Henry Tyers was photographed in one of David Knights-Whittome’s studios on the 8th March 1916. At the time the photo was taken he was 900 Company Sergeant Major H Tyers of the 18th (County of London) Battalion, the London Regiment and when the Territorial Force was re-numbered in early 1917 he was issued with a new six-digit number, 590062.
Regimental numbers from both series were issued sequentially and understanding this it is possible to work out that Henry must have originally joined the battalion in May 1909. He was the 900th man to join the battalion since April 1908 but by the time new numbers were issued in January 1917, there were only 62 of those original 900 recruits still serving with the battalion (re-numbering had started at 590001).
Henry, who lived in Fulham, would have a distinguished career with the 18th London Regiment and would be awarded the DCM in 1918. The citation reads, “For conspicuous gallantry and devotion to duty. When the enemy attempted to turn the flank he collected a party of men and manned a post, putting a hostile machine gun out of action, himself accounting for three of the team. Later, when in a cellar which was blown in, he dug himself out and at once, started to dig out the remainder of the party. By his prompt action he saved several lives (03.09.1918).”
As well as the DCM, Henry was also awarded the 1914-15 Star, British War Medal, Victory Medal, and Territorial Force Efficiency Medal. He was also entitled to wear the silver war badge.
PS/2242 Sergeant Horace Williams were taken in one of David Knights-Whittome’s studios on the 6th January 1915. Horace would have been aged about eighteen at the time, but he was already a sergeant with the 18th (Public Schools) Battalion, Royal Fusiliers, and also a drummer, judging by the appointment badge above his sergeant’s chevrons.
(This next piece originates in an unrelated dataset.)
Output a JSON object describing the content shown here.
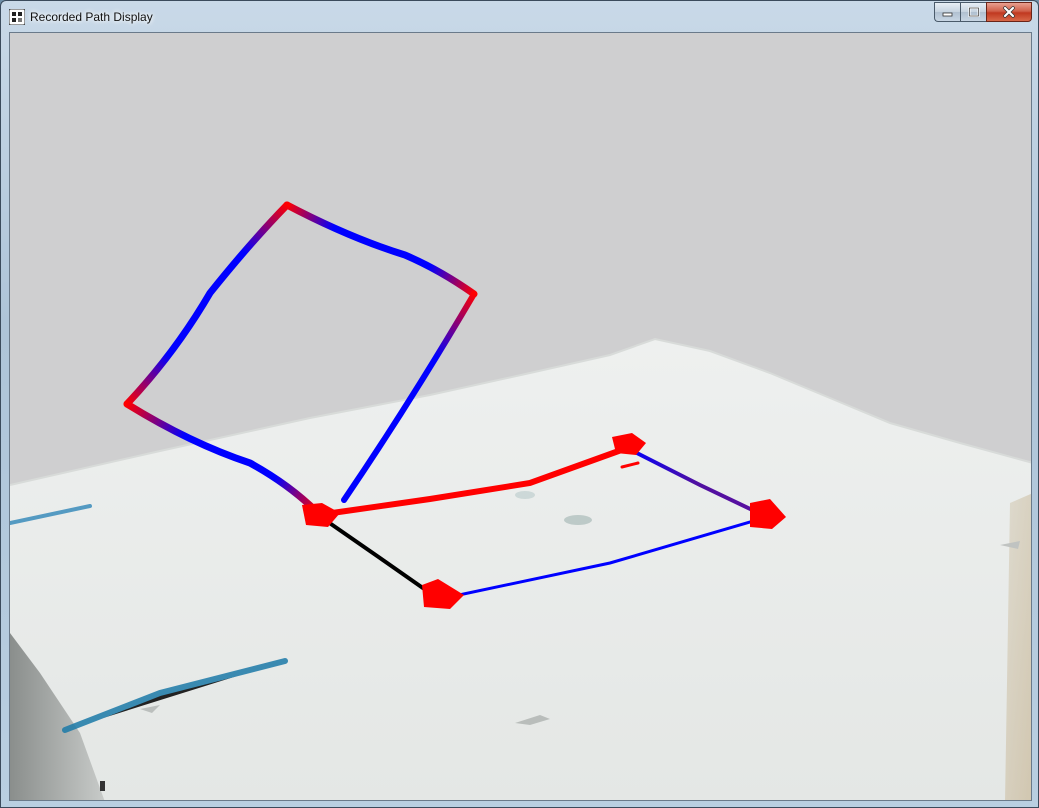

Later commissioned, Horrace lost his life on the 17th October 1918 at the age of 21. The Commonwealth War Graves Commission records that Lt H G Williams, the son of Mr E A and Mrs E M Williams, of 6 Rectory Rd, Beckenham, Kent died whilst serving with the 2nd Battalion, York & Lancaster Regiment. He is buried in Brancourt-Le-Grand Military Cemetery.
The only information I have about this photo is what is visible on the front of it. “Melrose” is probably Melrose Cottages, Hertford Street, Ramsgate, and the date of the photo is Bank Holiday Monday, the 2nd August 1914, the day before Britain went to war with Germany.
The 1911 Census notes that William and Bessie Thorp were living at 1 Melrose Cottages with four of their six surviving children (three having died before that census was taken). It’s possible that this is the Thorp family, a real ‘calm before the storm’ on the eve of the greatest conflict the world had ever seen.